*** DATA FOR THIS EXERCISE Section Begins ***

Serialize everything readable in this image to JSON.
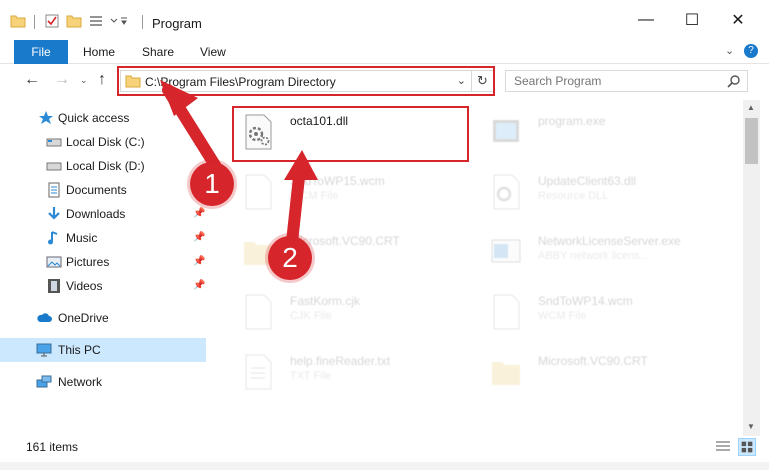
{
  "window": {
    "title": "Program",
    "minimize_glyph": "—",
    "maximize_glyph": "☐",
    "close_glyph": "✕"
  },
  "ribbon": {
    "tabs": [
      "File",
      "Home",
      "Share",
      "View"
    ],
    "help_glyph": "?"
  },
  "nav": {
    "address_path": "C:\\Program Files\\Program Directory",
    "search_placeholder": "Search Program"
  },
  "sidebar": {
    "items": [
      {
        "label": "Quick access",
        "icon": "star-icon"
      },
      {
        "label": "Local Disk (C:)",
        "icon": "drive-icon"
      },
      {
        "label": "Local Disk (D:)",
        "icon": "drive-icon"
      },
      {
        "label": "Documents",
        "icon": "documents-icon"
      },
      {
        "label": "Downloads",
        "icon": "download-icon"
      },
      {
        "label": "Music",
        "icon": "music-icon"
      },
      {
        "label": "Pictures",
        "icon": "pictures-icon"
      },
      {
        "label": "Videos",
        "icon": "videos-icon"
      },
      {
        "label": "OneDrive",
        "icon": "cloud-icon"
      },
      {
        "label": "This PC",
        "icon": "computer-icon"
      },
      {
        "label": "Network",
        "icon": "network-icon"
      }
    ]
  },
  "files": {
    "left": [
      {
        "name": "octa101.dll",
        "type": ""
      },
      {
        "name": "SndToWP15.wcm",
        "type": "WCM File"
      },
      {
        "name": "Microsoft.VC90.CRT",
        "type": ""
      },
      {
        "name": "FastKorm.cjk",
        "type": "CJK File"
      },
      {
        "name": "help.fineReader.txt",
        "type": "TXT File"
      }
    ],
    "right": [
      {
        "name": "program.exe",
        "type": ""
      },
      {
        "name": "UpdateClient63.dll",
        "type": "Resource DLL"
      },
      {
        "name": "NetworkLicenseServer.exe",
        "type": "ABBY network licens..."
      },
      {
        "name": "SndToWP14.wcm",
        "type": "WCM File"
      },
      {
        "name": "Microsoft.VC90.CRT",
        "type": ""
      }
    ]
  },
  "status": {
    "item_count": "161 items"
  },
  "callouts": [
    "1",
    "2"
  ],
  "colors": {
    "accent": "#1979ca",
    "highlight_red": "#d6252b",
    "selected": "#cce8ff"
  }
}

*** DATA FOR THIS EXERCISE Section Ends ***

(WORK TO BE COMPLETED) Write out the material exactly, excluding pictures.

(SOLUTION TO THIS PROBLEM)
Serialize everything readable in this image to JSON.
{
  "window": {
    "title": "Program",
    "minimize_glyph": "—",
    "maximize_glyph": "☐",
    "close_glyph": "✕"
  },
  "ribbon": {
    "tabs": [
      "File",
      "Home",
      "Share",
      "View"
    ],
    "help_glyph": "?"
  },
  "nav": {
    "address_path": "C:\\Program Files\\Program Directory",
    "search_placeholder": "Search Program"
  },
  "sidebar": {
    "items": [
      {
        "label": "Quick access",
        "icon": "star-icon"
      },
      {
        "label": "Local Disk (C:)",
        "icon": "drive-icon"
      },
      {
        "label": "Local Disk (D:)",
        "icon": "drive-icon"
      },
      {
        "label": "Documents",
        "icon": "documents-icon"
      },
      {
        "label": "Downloads",
        "icon": "download-icon"
      },
      {
        "label": "Music",
        "icon": "music-icon"
      },
      {
        "label": "Pictures",
        "icon": "pictures-icon"
      },
      {
        "label": "Videos",
        "icon": "videos-icon"
      },
      {
        "label": "OneDrive",
        "icon": "cloud-icon"
      },
      {
        "label": "This PC",
        "icon": "computer-icon"
      },
      {
        "label": "Network",
        "icon": "network-icon"
      }
    ]
  },
  "files": {
    "left": [
      {
        "name": "octa101.dll",
        "type": ""
      },
      {
        "name": "SndToWP15.wcm",
        "type": "WCM File"
      },
      {
        "name": "Microsoft.VC90.CRT",
        "type": ""
      },
      {
        "name": "FastKorm.cjk",
        "type": "CJK File"
      },
      {
        "name": "help.fineReader.txt",
        "type": "TXT File"
      }
    ],
    "right": [
      {
        "name": "program.exe",
        "type": ""
      },
      {
        "name": "UpdateClient63.dll",
        "type": "Resource DLL"
      },
      {
        "name": "NetworkLicenseServer.exe",
        "type": "ABBY network licens..."
      },
      {
        "name": "SndToWP14.wcm",
        "type": "WCM File"
      },
      {
        "name": "Microsoft.VC90.CRT",
        "type": ""
      }
    ]
  },
  "status": {
    "item_count": "161 items"
  },
  "callouts": [
    "1",
    "2"
  ],
  "colors": {
    "accent": "#1979ca",
    "highlight_red": "#d6252b",
    "selected": "#cce8ff"
  }
}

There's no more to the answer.